In "La Bastida," a suite of solos that Ms. Jorques presented at the Ohio Theater last month, every step looked precisely planned. She created kinetic excitement entirely through contrasts between taut and relaxed movements.
Ms. Rogers, an equally meticulous choreographer, was austere in "Compass," which she offered last month at St. Mark's Church. Rooted to one spot, she jogged in place while slowly turning her upper body from side to side and thrusting her arms stiffly outward. She portrayed no specific character and preached no message. But because of the name of the work, the kinds of movements she chose made it impossible to forget that a compass is an instrument that determines direction as well as a device used for drawing circles.
Because people cannot shed their bodies, dances, unlike paintings, cannot be totally abstract.

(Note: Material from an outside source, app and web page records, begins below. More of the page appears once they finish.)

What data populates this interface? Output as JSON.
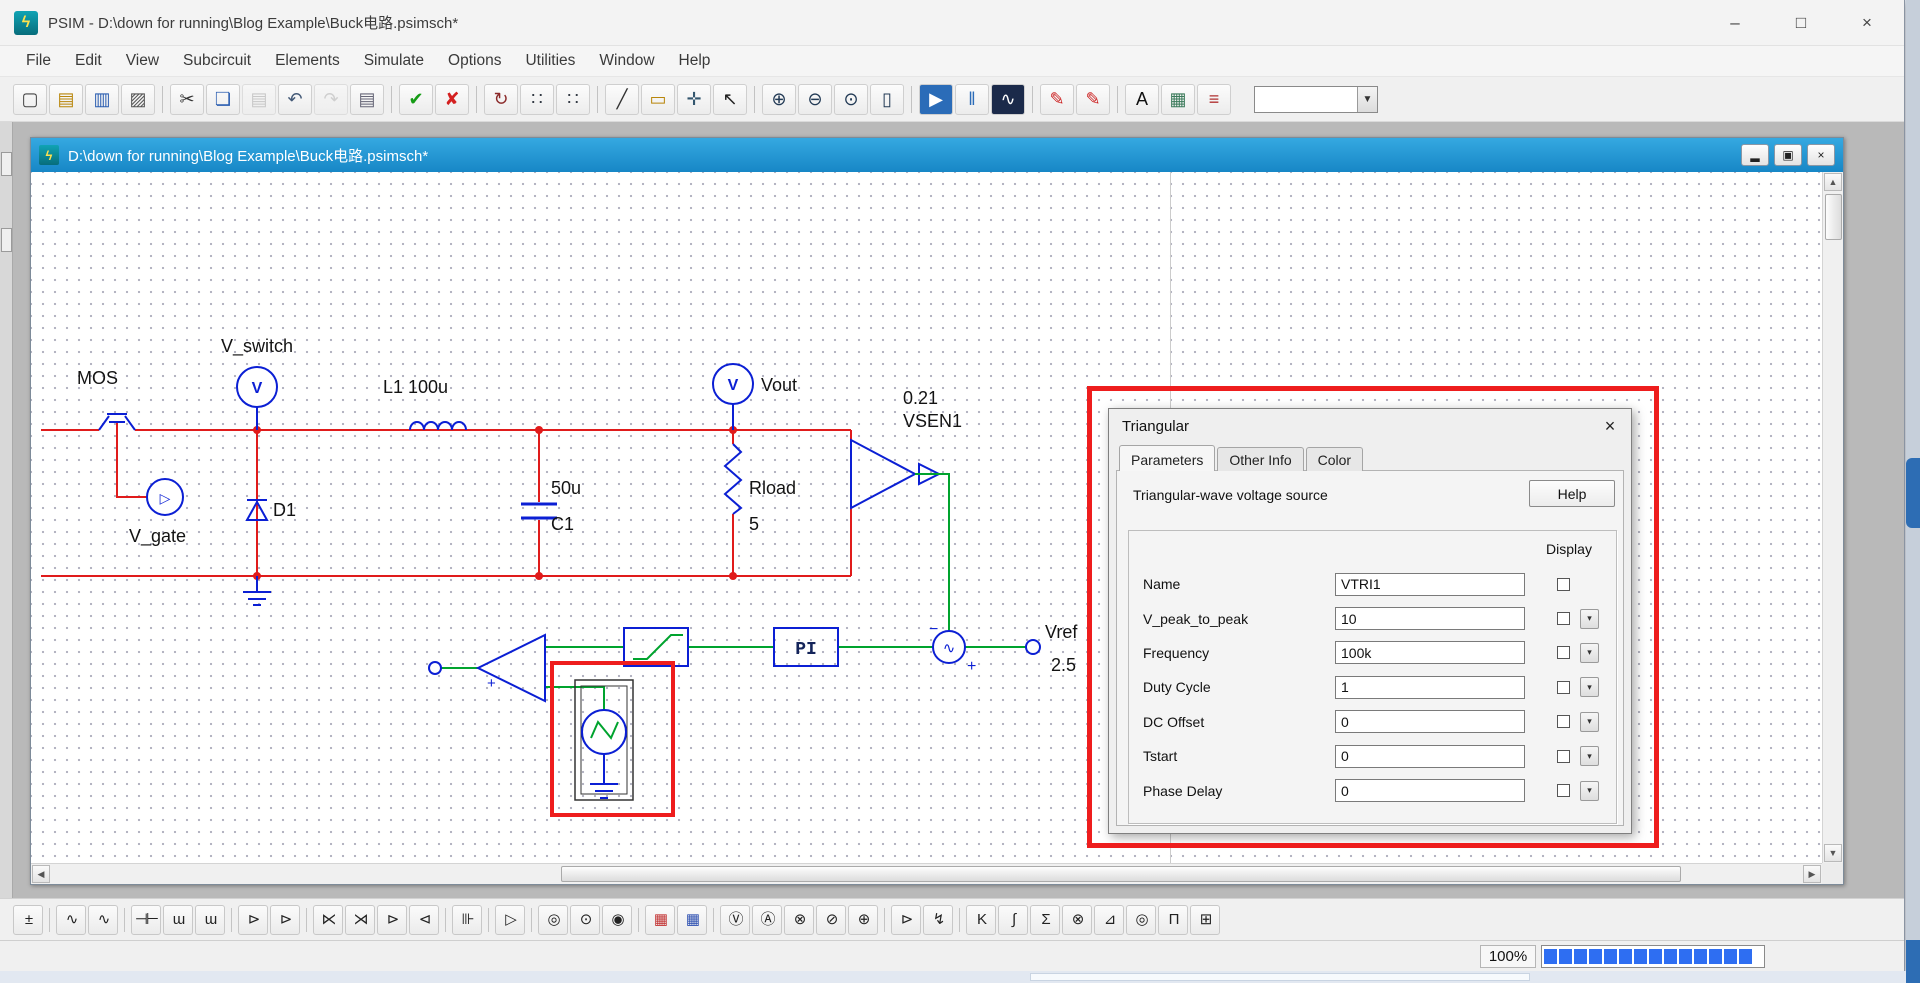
{
  "window": {
    "title": "PSIM - D:\\down for running\\Blog Example\\Buck电路.psimsch*"
  },
  "menu": {
    "items": [
      "File",
      "Edit",
      "View",
      "Subcircuit",
      "Elements",
      "Simulate",
      "Options",
      "Utilities",
      "Window",
      "Help"
    ]
  },
  "toolbar": {
    "groups": [
      [
        {
          "name": "new-file",
          "glyph": "▢",
          "color": "#444"
        },
        {
          "name": "open-file",
          "glyph": "▤",
          "color": "#b8860b"
        },
        {
          "name": "save-file",
          "glyph": "▥",
          "color": "#2a5db0"
        },
        {
          "name": "print",
          "glyph": "▨",
          "color": "#555"
        }
      ],
      [
        {
          "name": "cut",
          "glyph": "✂",
          "color": "#333"
        },
        {
          "name": "copy",
          "glyph": "❏",
          "color": "#2a5db0"
        },
        {
          "name": "paste",
          "glyph": "▤",
          "color": "#a8a8a8",
          "disabled": true
        },
        {
          "name": "undo",
          "glyph": "↶",
          "color": "#445a77"
        },
        {
          "name": "redo",
          "glyph": "↷",
          "color": "#b5b5b5",
          "disabled": true
        },
        {
          "name": "clipboard-view",
          "glyph": "▤",
          "color": "#667"
        }
      ],
      [
        {
          "name": "run-check",
          "glyph": "✔",
          "color": "#169c16"
        },
        {
          "name": "cancel-check",
          "glyph": "✘",
          "color": "#d42020"
        }
      ],
      [
        {
          "name": "rotate",
          "glyph": "↻",
          "color": "#8b2a2a"
        },
        {
          "name": "wire-mode",
          "glyph": "∷",
          "color": "#333a44"
        },
        {
          "name": "assign-node",
          "glyph": "∷",
          "color": "#333a44"
        }
      ],
      [
        {
          "name": "draw-wire",
          "glyph": "╱",
          "color": "#333"
        },
        {
          "name": "place-label",
          "glyph": "▭",
          "color": "#b8860b"
        },
        {
          "name": "pan",
          "glyph": "✛",
          "color": "#33566e"
        },
        {
          "name": "select",
          "glyph": "↖",
          "color": "#222"
        }
      ],
      [
        {
          "name": "zoom-in",
          "glyph": "⊕",
          "color": "#223a55"
        },
        {
          "name": "zoom-out",
          "glyph": "⊖",
          "color": "#223a55"
        },
        {
          "name": "zoom-area",
          "glyph": "⊙",
          "color": "#223a55"
        },
        {
          "name": "fit-page",
          "glyph": "▯",
          "color": "#223a55"
        }
      ],
      [
        {
          "name": "run-simulation",
          "glyph": "▶",
          "color": "#ffffff",
          "bg": "#2b6cb8"
        },
        {
          "name": "pause-simulation",
          "glyph": "‖",
          "color": "#2b6cb8"
        },
        {
          "name": "view-waveform",
          "glyph": "∿",
          "color": "#ffffff",
          "bg": "#1b2a4a"
        }
      ],
      [
        {
          "name": "voltage-probe-tool",
          "glyph": "✎",
          "color": "#c22"
        },
        {
          "name": "current-probe-tool",
          "glyph": "✎",
          "color": "#c22"
        }
      ],
      [
        {
          "name": "text-tool",
          "glyph": "A",
          "color": "#111"
        },
        {
          "name": "element-list",
          "glyph": "▦",
          "color": "#3a7a5a"
        },
        {
          "name": "netlist",
          "glyph": "≡",
          "color": "#b03030"
        }
      ]
    ],
    "combo_value": ""
  },
  "child": {
    "title": "D:\\down for running\\Blog Example\\Buck电路.psimsch*"
  },
  "circuit": {
    "mos_label": "MOS",
    "v_switch_label": "V_switch",
    "probe_v": "V",
    "l1_label": "L1 100u",
    "vout_label": "Vout",
    "vsen_value": "0.21",
    "vsen_name": "VSEN1",
    "c1_value": "50u",
    "c1_name": "C1",
    "rload_name": "Rload",
    "rload_value": "5",
    "d1_label": "D1",
    "v_gate_label": "V_gate",
    "pi_label": "PI",
    "vref_label": "Vref",
    "vref_value": "2.5"
  },
  "dialog": {
    "title": "Triangular",
    "tabs": [
      "Parameters",
      "Other Info",
      "Color"
    ],
    "active_tab": "Parameters",
    "description": "Triangular-wave voltage source",
    "help_label": "Help",
    "display_label": "Display",
    "fields": [
      {
        "label": "Name",
        "value": "VTRI1",
        "has_dropdown": false
      },
      {
        "label": "V_peak_to_peak",
        "value": "10",
        "has_dropdown": true
      },
      {
        "label": "Frequency",
        "value": "100k",
        "has_dropdown": true
      },
      {
        "label": "Duty Cycle",
        "value": "1",
        "has_dropdown": true
      },
      {
        "label": "DC Offset",
        "value": "0",
        "has_dropdown": true
      },
      {
        "label": "Tstart",
        "value": "0",
        "has_dropdown": true
      },
      {
        "label": "Phase Delay",
        "value": "0",
        "has_dropdown": true
      }
    ]
  },
  "element_toolbar": {
    "groups": [
      [
        {
          "name": "dc-source",
          "glyph": "±",
          "color": "#222"
        }
      ],
      [
        {
          "name": "resistor",
          "glyph": "∿",
          "color": "#222"
        },
        {
          "name": "rheostat",
          "glyph": "∿",
          "color": "#222"
        }
      ],
      [
        {
          "name": "capacitor",
          "glyph": "⊣⊢",
          "color": "#222"
        },
        {
          "name": "inductor",
          "glyph": "ɯ",
          "color": "#222"
        },
        {
          "name": "coupled-inductor",
          "glyph": "ɯ",
          "color": "#222"
        }
      ],
      [
        {
          "name": "diode",
          "glyph": "⊳",
          "color": "#222"
        },
        {
          "name": "zener-diode",
          "glyph": "⊳",
          "color": "#222"
        }
      ],
      [
        {
          "name": "mosfet",
          "glyph": "⋉",
          "color": "#222"
        },
        {
          "name": "igbt",
          "glyph": "⋊",
          "color": "#222"
        },
        {
          "name": "thyristor",
          "glyph": "⊳",
          "color": "#222"
        },
        {
          "name": "triac",
          "glyph": "⊲",
          "color": "#222"
        }
      ],
      [
        {
          "name": "transformer",
          "glyph": "⊪",
          "color": "#222"
        }
      ],
      [
        {
          "name": "op-amp",
          "glyph": "▷",
          "color": "#222"
        }
      ],
      [
        {
          "name": "node-probe",
          "glyph": "◎",
          "color": "#222"
        },
        {
          "name": "voltage-source",
          "glyph": "⊙",
          "color": "#222"
        },
        {
          "name": "current-source",
          "glyph": "◉",
          "color": "#222"
        }
      ],
      [
        {
          "name": "scope-red",
          "glyph": "▦",
          "color": "#c23030"
        },
        {
          "name": "scope-blue",
          "glyph": "▦",
          "color": "#2a4db0"
        }
      ],
      [
        {
          "name": "voltmeter",
          "glyph": "Ⓥ",
          "color": "#222"
        },
        {
          "name": "ammeter",
          "glyph": "Ⓐ",
          "color": "#222"
        },
        {
          "name": "wattmeter",
          "glyph": "⊗",
          "color": "#222"
        },
        {
          "name": "var-meter",
          "glyph": "⊘",
          "color": "#222"
        },
        {
          "name": "frequency-meter",
          "glyph": "⊕",
          "color": "#222"
        }
      ],
      [
        {
          "name": "gating-block",
          "glyph": "⊳",
          "color": "#222"
        },
        {
          "name": "on-off-controller",
          "glyph": "↯",
          "color": "#222"
        }
      ],
      [
        {
          "name": "gain-block",
          "glyph": "K",
          "color": "#222"
        },
        {
          "name": "integrator",
          "glyph": "∫",
          "color": "#222"
        },
        {
          "name": "summer",
          "glyph": "Σ",
          "color": "#222"
        },
        {
          "name": "multiplier",
          "glyph": "⊗",
          "color": "#222"
        },
        {
          "name": "limiter",
          "glyph": "⊿",
          "color": "#222"
        },
        {
          "name": "sensor",
          "glyph": "◎",
          "color": "#222"
        },
        {
          "name": "filter",
          "glyph": "Π",
          "color": "#222"
        },
        {
          "name": "function-block",
          "glyph": "⊞",
          "color": "#222"
        }
      ]
    ]
  },
  "statusbar": {
    "zoom_label": "100%",
    "progress_segments": 14
  }
}
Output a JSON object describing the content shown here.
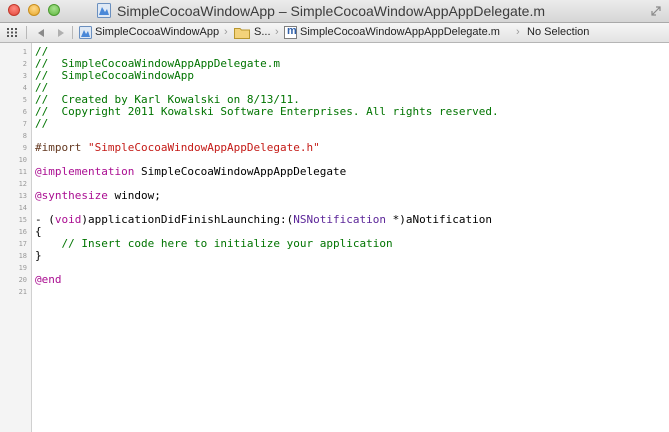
{
  "window": {
    "title": "SimpleCocoaWindowApp – SimpleCocoaWindowAppAppDelegate.m",
    "colors": {
      "close": "#ff5f57",
      "minimize": "#ffbd2e",
      "zoom": "#28c940"
    }
  },
  "jump_bar": {
    "crumbs": [
      {
        "label": "SimpleCocoaWindowApp",
        "icon": "project-icon"
      },
      {
        "label": "S...",
        "icon": "folder-icon"
      },
      {
        "label": "SimpleCocoaWindowAppAppDelegate.m",
        "icon": "objc-file-icon"
      },
      {
        "label": "No Selection"
      }
    ],
    "chevron": "›",
    "file_icon_glyph": "m"
  },
  "editor": {
    "line_numbers": [
      "1",
      "2",
      "3",
      "4",
      "5",
      "6",
      "7",
      "8",
      "9",
      "10",
      "11",
      "12",
      "13",
      "14",
      "15",
      "16",
      "17",
      "18",
      "19",
      "20",
      "21"
    ],
    "lines": [
      {
        "n": "1",
        "text": "//",
        "kind": "comment"
      },
      {
        "n": "2",
        "text": "//  SimpleCocoaWindowAppAppDelegate.m",
        "kind": "comment"
      },
      {
        "n": "3",
        "text": "//  SimpleCocoaWindowApp",
        "kind": "comment"
      },
      {
        "n": "4",
        "text": "//",
        "kind": "comment"
      },
      {
        "n": "5",
        "text": "//  Created by Karl Kowalski on 8/13/11.",
        "kind": "comment"
      },
      {
        "n": "6",
        "text": "//  Copyright 2011 Kowalski Software Enterprises. All rights reserved.",
        "kind": "comment"
      },
      {
        "n": "7",
        "text": "//",
        "kind": "comment"
      },
      {
        "n": "9",
        "directive": "#import ",
        "string": "\"SimpleCocoaWindowAppAppDelegate.h\""
      },
      {
        "n": "11",
        "keyword": "@implementation",
        "rest": " SimpleCocoaWindowAppAppDelegate"
      },
      {
        "n": "13",
        "keyword": "@synthesize",
        "rest": " window;"
      },
      {
        "n": "15",
        "pre": "- (",
        "type1": "void",
        "mid": ")applicationDidFinishLaunching:(",
        "type2": "NSNotification",
        "post": " *)aNotification"
      },
      {
        "n": "16",
        "text": "{",
        "kind": "plain"
      },
      {
        "n": "17",
        "text": "    // Insert code here to initialize your application",
        "kind": "comment"
      },
      {
        "n": "18",
        "text": "}",
        "kind": "plain"
      },
      {
        "n": "20",
        "keyword": "@end"
      }
    ]
  }
}
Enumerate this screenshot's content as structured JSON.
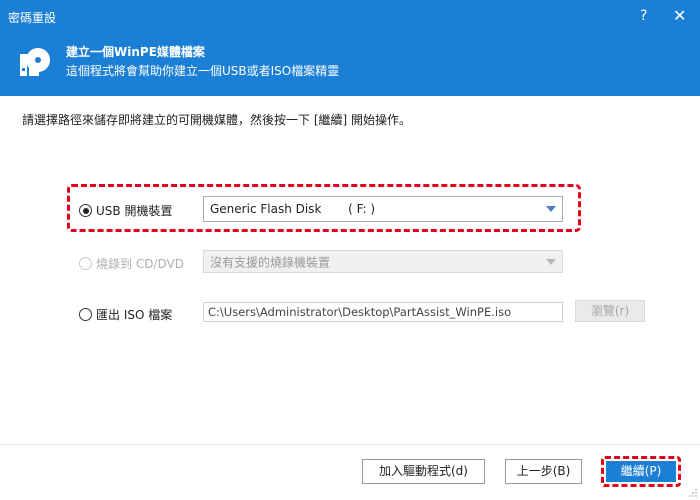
{
  "window": {
    "title": "密碼重設",
    "help_label": "?",
    "close_label": "✕"
  },
  "header": {
    "title": "建立一個WinPE媒體檔案",
    "subtitle": "這個程式將會幫助你建立一個USB或者ISO檔案精靈",
    "icon": "disk-icon"
  },
  "instruction": "請選擇路徑來儲存即將建立的可開機媒體，然後按一下 [繼續] 開始操作。",
  "options": {
    "usb": {
      "label": "USB 開機裝置",
      "selected": true,
      "value": "Generic Flash Disk       ( F: )"
    },
    "cd": {
      "label": "燒錄到 CD/DVD",
      "selected": false,
      "disabled": true,
      "value": "沒有支援的燒錄機裝置"
    },
    "iso": {
      "label": "匯出 ISO 檔案",
      "selected": false,
      "path": "C:\\Users\\Administrator\\Desktop\\PartAssist_WinPE.iso",
      "browse_label": "瀏覽(r)"
    }
  },
  "buttons": {
    "add_driver": "加入驅動程式(d)",
    "back": "上一步(B)",
    "continue": "繼續(P)"
  },
  "colors": {
    "accent": "#1c7fd6",
    "highlight": "#e3001b"
  }
}
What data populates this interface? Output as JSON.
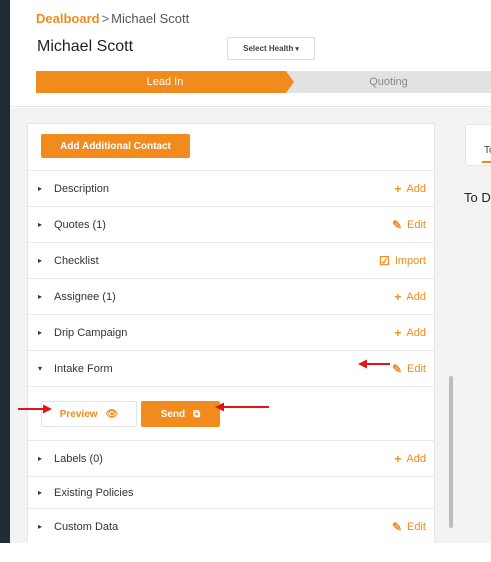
{
  "breadcrumb": {
    "root": "Dealboard",
    "separator": ">",
    "current": "Michael Scott"
  },
  "page_title": "Michael Scott",
  "health_select": {
    "label": "Select Health",
    "caret": "▾"
  },
  "pipeline": {
    "stages": [
      "Lead In",
      "Quoting"
    ],
    "active": "Lead In"
  },
  "add_contact_label": "Add Additional Contact",
  "sections": [
    {
      "title": "Description",
      "expanded": false,
      "action": "Add",
      "icon": "plus-icon",
      "glyph": "+"
    },
    {
      "title": "Quotes (1)",
      "expanded": false,
      "action": "Edit",
      "icon": "pencil-icon",
      "glyph": "✎"
    },
    {
      "title": "Checklist",
      "expanded": false,
      "action": "Import",
      "icon": "import-icon",
      "glyph": "☑"
    },
    {
      "title": "Assignee (1)",
      "expanded": false,
      "action": "Add",
      "icon": "plus-icon",
      "glyph": "+"
    },
    {
      "title": "Drip Campaign",
      "expanded": false,
      "action": "Add",
      "icon": "plus-icon",
      "glyph": "+"
    },
    {
      "title": "Intake Form",
      "expanded": true,
      "action": "Edit",
      "icon": "pencil-icon",
      "glyph": "✎"
    },
    {
      "title": "Labels (0)",
      "expanded": false,
      "action": "Add",
      "icon": "plus-icon",
      "glyph": "+"
    },
    {
      "title": "Existing Policies",
      "expanded": false,
      "action": "",
      "icon": "",
      "glyph": ""
    },
    {
      "title": "Custom Data",
      "expanded": false,
      "action": "Edit",
      "icon": "pencil-icon",
      "glyph": "✎"
    }
  ],
  "intake_form": {
    "preview_label": "Preview",
    "preview_icon": "eye-icon",
    "send_label": "Send",
    "send_icon": "external-link-icon"
  },
  "right_panel": {
    "tab_partial": "To",
    "heading_partial": "To D"
  },
  "glyphs": {
    "collapsed": "▸",
    "expanded": "▾",
    "eye": "👁",
    "external": "⧉"
  },
  "colors": {
    "accent": "#f28b1e",
    "annotation_arrow": "#e01616",
    "sidebar": "#1f2c33"
  }
}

Ms. Jorques's juxtapositions of steps did more than delight the eye: they evoked states of tension and ease. And, although she never pretended to be a real compass, Ms. Rogers's rigor brought to mind the basic meanings of the word compass.
Margie Gillis provided another fascinating demonstration of how a dance can seem both abstract and representational. Her January concerts at the Joyce Theater included a solo in which her loosened hair swirled about her head while her skirts swayed around her feet. On her programs for adults, this work -- choreographed for her by Stephanie Ballard -- was called "Mara." But when Ms. Gillis presented the piece at a children's matinee, it was renamed "Mara the Mermaid."
The change implied that while grown-ups could enjoy the solo simply for its waves of motion, youngsters were invited to see a sprite in those waves. Yet nothing prevented adults from populating the choreographic waves with their own fancies, and some children might have loved the movements primarily for their liquid beauty.
At her best, Molissa Fenley, who followed Ms. Gillis at the Joyce, can also make the act of dancing dramatically significant, even when she does not impersonate specific people. For instance, in "State of Darkness," a 1988 solo to Stravinsky's "Sacre du Printemps," her assertive actions suggested a female warrior's. Yet she cast herself as no avenging goddess, militant queen or rebellious peasant. She remained a dancer dancing -- but always forcefully.
Unfortunately, Ms. Fenley's new solos, "Sightings," "Nullarbor" and "Channel," were far less stimulating. This performer has always favored a deliberately limited choreographic palette. But her premieres were formula-ridden: whatever did not look fast and dogged looked slow and dogged -- the choreographic equivalent of painting by numbers.
Like Ms. Fenley, Javier De Frutos can make a solo a display of stamina. This young Venezuelan-born choreographer was imaginative as well as energetic in a January concert at the Dia Center for the Arts when he tackled a challenging piece of music, Prokofiev's Piano Concerto No. 1. Mr. De Frutos's "Almost Montana" began with stampings to the concerto's declamatory opening theme. Rapid passages for the piano were matched by darting steps and whiplike arm lashings.
Yet "Almost Montana" was more than what dance composition teachers call a music visualization. After all, Mr. De Frutos did put the word Montana into his title. The scale of his movements could be compared with the vastness of the West. Moreover, when slides of buffalo were projected for a few moments on the back wall, the pointing fingers in some of Mr. De Frutos's hand and arm positions suggested buffalo horns.
The fact that "Almost Montana" was simultaneously almost abstract and rather representational suggests that extremes can edge closer in solos. And Ms. Rogers's "Compass" is only one of many solos that have pointed in several esthetic directions at once. Although soloists have no visible partners, they often dance with a multitude of ideas.